CCKT, to, would like to see signalization at Norman Drive and the roadway entrance into High Crown Estates. Signals with sensors should be installed to allow the traffic to flow well on Keele Street, and to provide for access on to Keele Street from Norman Drive and the High Crown Estates roadway in peak rush hour times. Dennison Drive should not be used for through traffic in and out of this site.

CCKT contends that with “significant revisions to the current site plan, a creative and attractive subdivision plan can be achieved that is well-received by the neighbouring community.”

Resident Jennifer Hobbs, representing King Heritage Park Ratepayers Association, made a comprehensive presentation to council. Her group represents some 220 King City residents.

While residents understand growth pressures, this development doesn’t quite fit in with the neighbourhood and needs to be more forward-thinking.

“If there is to be departure from the existing character of the neighbourhood, the development needs to provide adequate transition,” she said.

The site includes many natural heritage features and is home to many mature trees and wildlife. The fear is many of these trees will be removed to make room for the development.

Official Plan mandates, she said, include achieving a high degree of compatibility; minimizing impacts to vegetation, and having no negative impacts on adjacent properties.

KHPRA, she stressed, is trying to ensure compatibility. The bid could change the design to soften the impact, and provide wider transition buffers.

They suggest reducing the building height, setting buildings back further from the road, and planting larger streets.

Increase traffic congestion is a major concern among residents. Hobbs said backups are common on Keele and this project will make matters even worse. It will add pressure to Keele and neighbouring streets, most of which don’t have sidewalks.

The proposal, KHPRA contends, has no park space, and no safe pedestrian crossing.

The group said they’re willing to work with the applicant and the Township to see a development that meets the needs of the community. There’s a need to find a balance between growth and residents’ safe enjoyment of their properties and the surrounding neighbourhood.

“The latest changes to the proposal are an improvement, but still a long way from a plan that KHPRA would find acceptable.”

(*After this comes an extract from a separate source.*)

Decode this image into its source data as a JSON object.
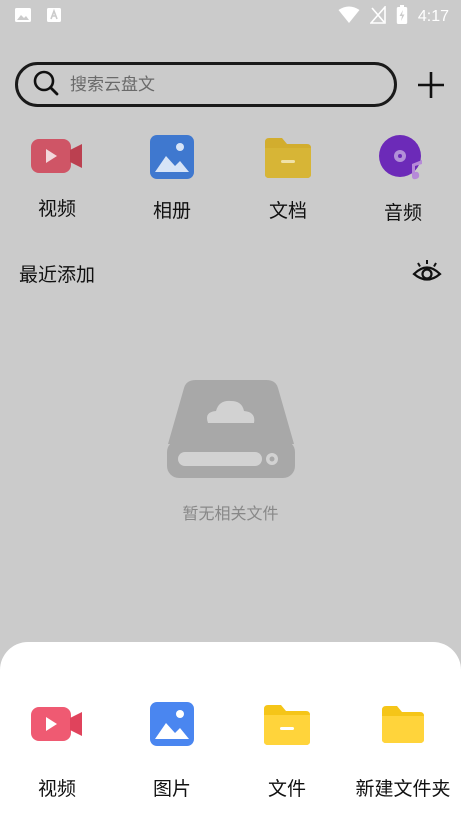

A Martin Street resident said her street has become a shortcut for motorists, and traffic in her area is often at a standstill. She is concerned the new development will add to the mayhem in this family neighbourhood.

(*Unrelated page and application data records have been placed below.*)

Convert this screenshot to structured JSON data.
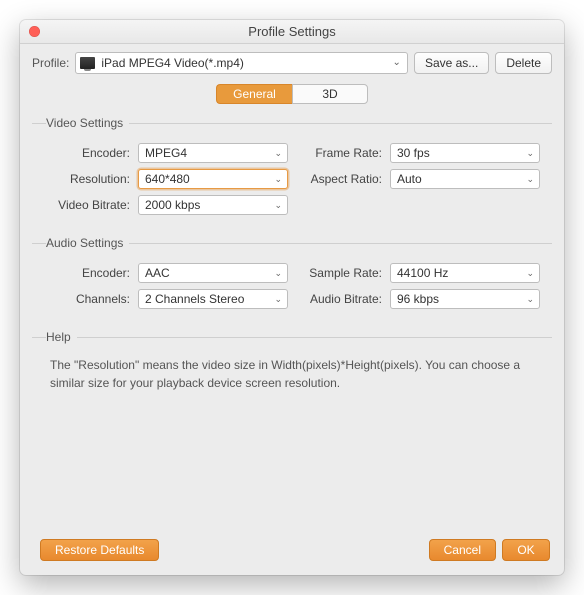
{
  "window": {
    "title": "Profile Settings"
  },
  "profile_row": {
    "label": "Profile:",
    "selected": "iPad MPEG4 Video(*.mp4)",
    "save_as": "Save as...",
    "delete": "Delete"
  },
  "tabs": {
    "general": "General",
    "threeD": "3D"
  },
  "video": {
    "legend": "Video Settings",
    "encoder_label": "Encoder:",
    "encoder": "MPEG4",
    "resolution_label": "Resolution:",
    "resolution": "640*480",
    "bitrate_label": "Video Bitrate:",
    "bitrate": "2000 kbps",
    "framerate_label": "Frame Rate:",
    "framerate": "30 fps",
    "aspect_label": "Aspect Ratio:",
    "aspect": "Auto"
  },
  "audio": {
    "legend": "Audio Settings",
    "encoder_label": "Encoder:",
    "encoder": "AAC",
    "channels_label": "Channels:",
    "channels": "2 Channels Stereo",
    "samplerate_label": "Sample Rate:",
    "samplerate": "44100 Hz",
    "abitrate_label": "Audio Bitrate:",
    "abitrate": "96 kbps"
  },
  "help": {
    "legend": "Help",
    "text": "The \"Resolution\" means the video size in Width(pixels)*Height(pixels).  You can choose a similar size for your playback device screen resolution."
  },
  "footer": {
    "restore": "Restore Defaults",
    "cancel": "Cancel",
    "ok": "OK"
  },
  "colors": {
    "accent": "#e8892e"
  }
}
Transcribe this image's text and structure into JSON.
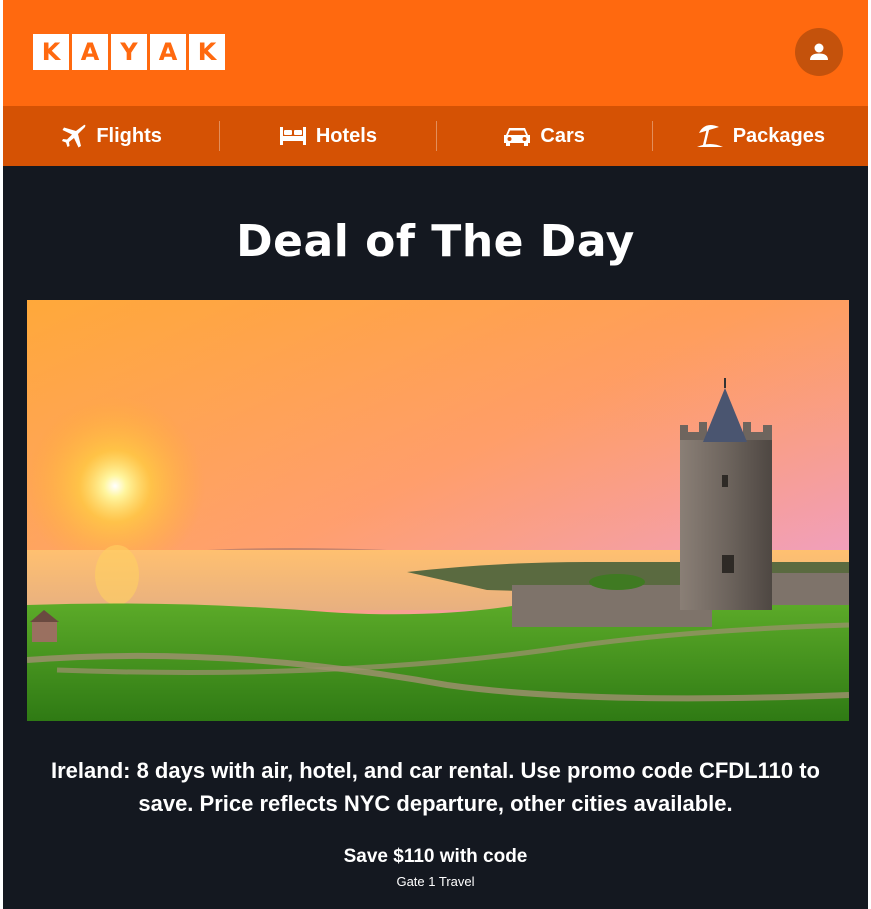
{
  "brand": {
    "letters": [
      "K",
      "A",
      "Y",
      "A",
      "K"
    ],
    "color": "#ff690f"
  },
  "header": {
    "profile_icon": "user-icon"
  },
  "nav": {
    "items": [
      {
        "label": "Flights",
        "icon": "airplane-icon"
      },
      {
        "label": "Hotels",
        "icon": "bed-icon"
      },
      {
        "label": "Cars",
        "icon": "car-icon"
      },
      {
        "label": "Packages",
        "icon": "beach-umbrella-icon"
      }
    ]
  },
  "deal": {
    "title": "Deal of The Day",
    "description": "Ireland: 8 days with air, hotel, and car rental. Use promo code CFDL110 to save. Price reflects NYC departure, other cities available.",
    "save_text": "Save $110 with code",
    "provider": "Gate 1 Travel"
  },
  "colors": {
    "nav_bg": "#d55204",
    "content_bg": "#141820"
  }
}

She said there needs to be a plan for pedestrian safety, as well as adequate traffic calming measures.

Mayor Steve Pellegrini said staff, through its traffic management plan, is always looking at speed limits in King’s villages.

Another man said the project still has many deficiencies and he’d like to see two sets of traffic lights in the area.

Mark Pavilons, Local Journalism Initiative Reporter, King Weekly Sentinel